# YOUR GOAL:
With the pictures left out, output the records below exactly.

------------------------

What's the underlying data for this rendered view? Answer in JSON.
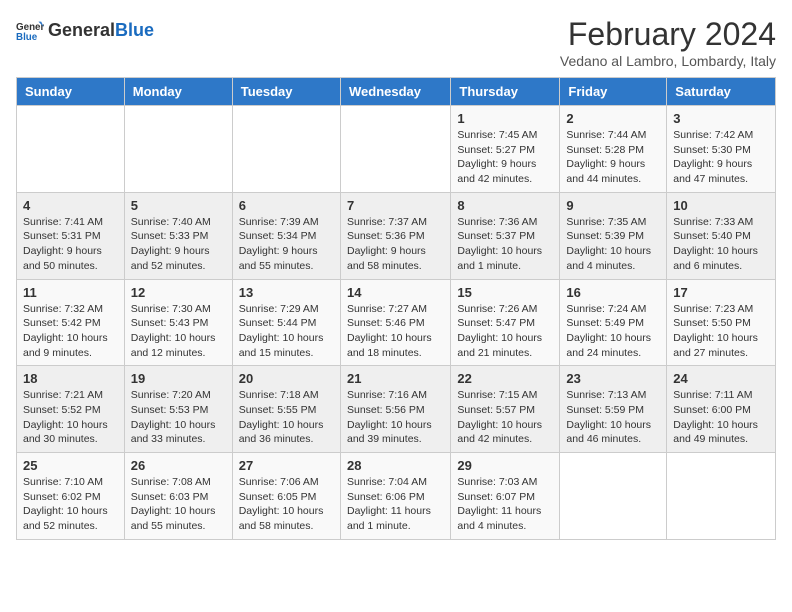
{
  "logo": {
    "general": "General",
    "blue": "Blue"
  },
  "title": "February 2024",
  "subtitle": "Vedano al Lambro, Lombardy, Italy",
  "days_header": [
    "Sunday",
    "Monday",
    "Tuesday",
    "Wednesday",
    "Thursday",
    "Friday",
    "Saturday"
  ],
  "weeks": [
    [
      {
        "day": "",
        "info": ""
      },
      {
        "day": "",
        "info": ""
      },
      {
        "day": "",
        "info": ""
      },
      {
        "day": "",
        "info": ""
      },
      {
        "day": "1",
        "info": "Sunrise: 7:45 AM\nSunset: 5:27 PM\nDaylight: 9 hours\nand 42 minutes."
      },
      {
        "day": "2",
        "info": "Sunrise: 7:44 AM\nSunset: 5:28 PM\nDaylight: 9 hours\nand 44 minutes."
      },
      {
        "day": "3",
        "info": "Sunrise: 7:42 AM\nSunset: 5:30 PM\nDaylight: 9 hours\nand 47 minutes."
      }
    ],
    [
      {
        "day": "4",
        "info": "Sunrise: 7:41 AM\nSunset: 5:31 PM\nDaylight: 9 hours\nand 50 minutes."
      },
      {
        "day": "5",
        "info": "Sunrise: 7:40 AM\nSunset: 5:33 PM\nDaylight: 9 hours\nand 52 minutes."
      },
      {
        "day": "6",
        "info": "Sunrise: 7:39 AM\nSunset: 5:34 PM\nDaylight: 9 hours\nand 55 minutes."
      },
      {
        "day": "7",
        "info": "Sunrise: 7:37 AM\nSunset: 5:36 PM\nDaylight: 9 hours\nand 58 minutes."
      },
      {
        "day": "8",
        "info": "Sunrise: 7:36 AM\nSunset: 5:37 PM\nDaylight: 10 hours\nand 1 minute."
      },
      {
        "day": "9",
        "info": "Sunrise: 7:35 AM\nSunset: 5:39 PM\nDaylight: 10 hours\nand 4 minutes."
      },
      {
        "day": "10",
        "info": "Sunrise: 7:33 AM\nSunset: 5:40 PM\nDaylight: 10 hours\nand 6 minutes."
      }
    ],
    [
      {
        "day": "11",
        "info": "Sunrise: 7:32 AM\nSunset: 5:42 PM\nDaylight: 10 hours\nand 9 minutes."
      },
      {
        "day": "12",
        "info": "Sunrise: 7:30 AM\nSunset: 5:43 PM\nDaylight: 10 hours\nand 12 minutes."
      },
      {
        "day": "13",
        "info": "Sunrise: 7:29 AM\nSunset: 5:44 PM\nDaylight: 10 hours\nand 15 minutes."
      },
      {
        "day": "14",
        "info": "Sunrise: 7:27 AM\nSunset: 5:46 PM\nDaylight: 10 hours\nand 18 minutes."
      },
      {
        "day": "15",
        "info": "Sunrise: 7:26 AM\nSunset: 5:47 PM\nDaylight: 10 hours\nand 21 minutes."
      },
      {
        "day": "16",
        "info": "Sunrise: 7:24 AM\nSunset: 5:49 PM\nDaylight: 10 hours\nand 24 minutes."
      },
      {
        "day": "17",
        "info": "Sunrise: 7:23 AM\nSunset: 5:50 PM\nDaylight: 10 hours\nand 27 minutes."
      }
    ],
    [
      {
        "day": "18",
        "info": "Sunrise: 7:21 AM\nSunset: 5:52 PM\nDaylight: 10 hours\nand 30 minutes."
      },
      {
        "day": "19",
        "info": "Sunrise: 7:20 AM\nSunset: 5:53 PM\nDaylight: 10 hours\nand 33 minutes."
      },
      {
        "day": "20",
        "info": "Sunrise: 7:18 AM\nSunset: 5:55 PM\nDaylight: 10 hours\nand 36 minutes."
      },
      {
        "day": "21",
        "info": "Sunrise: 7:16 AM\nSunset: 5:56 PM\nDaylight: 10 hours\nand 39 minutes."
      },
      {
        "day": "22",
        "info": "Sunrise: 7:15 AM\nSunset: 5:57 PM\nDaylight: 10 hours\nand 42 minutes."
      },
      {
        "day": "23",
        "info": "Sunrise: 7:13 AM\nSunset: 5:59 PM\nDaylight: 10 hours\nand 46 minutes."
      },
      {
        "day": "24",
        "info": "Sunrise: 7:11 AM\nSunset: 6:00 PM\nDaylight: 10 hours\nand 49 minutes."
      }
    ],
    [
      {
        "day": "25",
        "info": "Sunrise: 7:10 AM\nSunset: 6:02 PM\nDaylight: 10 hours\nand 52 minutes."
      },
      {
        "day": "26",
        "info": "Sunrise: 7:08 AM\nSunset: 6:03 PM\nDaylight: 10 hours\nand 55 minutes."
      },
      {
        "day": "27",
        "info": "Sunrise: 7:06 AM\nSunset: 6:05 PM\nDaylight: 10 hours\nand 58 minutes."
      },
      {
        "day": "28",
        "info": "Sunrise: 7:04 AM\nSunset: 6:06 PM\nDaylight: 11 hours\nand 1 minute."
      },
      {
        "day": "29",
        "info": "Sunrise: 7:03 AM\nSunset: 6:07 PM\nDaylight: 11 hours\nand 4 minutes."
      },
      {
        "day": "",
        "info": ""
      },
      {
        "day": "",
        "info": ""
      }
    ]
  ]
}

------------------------

# RESULT FOR THIS EXERCISE:
What's the underlying data for this rendered view? Answer in JSON.
{
  "logo": {
    "general": "General",
    "blue": "Blue"
  },
  "title": "February 2024",
  "subtitle": "Vedano al Lambro, Lombardy, Italy",
  "days_header": [
    "Sunday",
    "Monday",
    "Tuesday",
    "Wednesday",
    "Thursday",
    "Friday",
    "Saturday"
  ],
  "weeks": [
    [
      {
        "day": "",
        "info": ""
      },
      {
        "day": "",
        "info": ""
      },
      {
        "day": "",
        "info": ""
      },
      {
        "day": "",
        "info": ""
      },
      {
        "day": "1",
        "info": "Sunrise: 7:45 AM\nSunset: 5:27 PM\nDaylight: 9 hours\nand 42 minutes."
      },
      {
        "day": "2",
        "info": "Sunrise: 7:44 AM\nSunset: 5:28 PM\nDaylight: 9 hours\nand 44 minutes."
      },
      {
        "day": "3",
        "info": "Sunrise: 7:42 AM\nSunset: 5:30 PM\nDaylight: 9 hours\nand 47 minutes."
      }
    ],
    [
      {
        "day": "4",
        "info": "Sunrise: 7:41 AM\nSunset: 5:31 PM\nDaylight: 9 hours\nand 50 minutes."
      },
      {
        "day": "5",
        "info": "Sunrise: 7:40 AM\nSunset: 5:33 PM\nDaylight: 9 hours\nand 52 minutes."
      },
      {
        "day": "6",
        "info": "Sunrise: 7:39 AM\nSunset: 5:34 PM\nDaylight: 9 hours\nand 55 minutes."
      },
      {
        "day": "7",
        "info": "Sunrise: 7:37 AM\nSunset: 5:36 PM\nDaylight: 9 hours\nand 58 minutes."
      },
      {
        "day": "8",
        "info": "Sunrise: 7:36 AM\nSunset: 5:37 PM\nDaylight: 10 hours\nand 1 minute."
      },
      {
        "day": "9",
        "info": "Sunrise: 7:35 AM\nSunset: 5:39 PM\nDaylight: 10 hours\nand 4 minutes."
      },
      {
        "day": "10",
        "info": "Sunrise: 7:33 AM\nSunset: 5:40 PM\nDaylight: 10 hours\nand 6 minutes."
      }
    ],
    [
      {
        "day": "11",
        "info": "Sunrise: 7:32 AM\nSunset: 5:42 PM\nDaylight: 10 hours\nand 9 minutes."
      },
      {
        "day": "12",
        "info": "Sunrise: 7:30 AM\nSunset: 5:43 PM\nDaylight: 10 hours\nand 12 minutes."
      },
      {
        "day": "13",
        "info": "Sunrise: 7:29 AM\nSunset: 5:44 PM\nDaylight: 10 hours\nand 15 minutes."
      },
      {
        "day": "14",
        "info": "Sunrise: 7:27 AM\nSunset: 5:46 PM\nDaylight: 10 hours\nand 18 minutes."
      },
      {
        "day": "15",
        "info": "Sunrise: 7:26 AM\nSunset: 5:47 PM\nDaylight: 10 hours\nand 21 minutes."
      },
      {
        "day": "16",
        "info": "Sunrise: 7:24 AM\nSunset: 5:49 PM\nDaylight: 10 hours\nand 24 minutes."
      },
      {
        "day": "17",
        "info": "Sunrise: 7:23 AM\nSunset: 5:50 PM\nDaylight: 10 hours\nand 27 minutes."
      }
    ],
    [
      {
        "day": "18",
        "info": "Sunrise: 7:21 AM\nSunset: 5:52 PM\nDaylight: 10 hours\nand 30 minutes."
      },
      {
        "day": "19",
        "info": "Sunrise: 7:20 AM\nSunset: 5:53 PM\nDaylight: 10 hours\nand 33 minutes."
      },
      {
        "day": "20",
        "info": "Sunrise: 7:18 AM\nSunset: 5:55 PM\nDaylight: 10 hours\nand 36 minutes."
      },
      {
        "day": "21",
        "info": "Sunrise: 7:16 AM\nSunset: 5:56 PM\nDaylight: 10 hours\nand 39 minutes."
      },
      {
        "day": "22",
        "info": "Sunrise: 7:15 AM\nSunset: 5:57 PM\nDaylight: 10 hours\nand 42 minutes."
      },
      {
        "day": "23",
        "info": "Sunrise: 7:13 AM\nSunset: 5:59 PM\nDaylight: 10 hours\nand 46 minutes."
      },
      {
        "day": "24",
        "info": "Sunrise: 7:11 AM\nSunset: 6:00 PM\nDaylight: 10 hours\nand 49 minutes."
      }
    ],
    [
      {
        "day": "25",
        "info": "Sunrise: 7:10 AM\nSunset: 6:02 PM\nDaylight: 10 hours\nand 52 minutes."
      },
      {
        "day": "26",
        "info": "Sunrise: 7:08 AM\nSunset: 6:03 PM\nDaylight: 10 hours\nand 55 minutes."
      },
      {
        "day": "27",
        "info": "Sunrise: 7:06 AM\nSunset: 6:05 PM\nDaylight: 10 hours\nand 58 minutes."
      },
      {
        "day": "28",
        "info": "Sunrise: 7:04 AM\nSunset: 6:06 PM\nDaylight: 11 hours\nand 1 minute."
      },
      {
        "day": "29",
        "info": "Sunrise: 7:03 AM\nSunset: 6:07 PM\nDaylight: 11 hours\nand 4 minutes."
      },
      {
        "day": "",
        "info": ""
      },
      {
        "day": "",
        "info": ""
      }
    ]
  ]
}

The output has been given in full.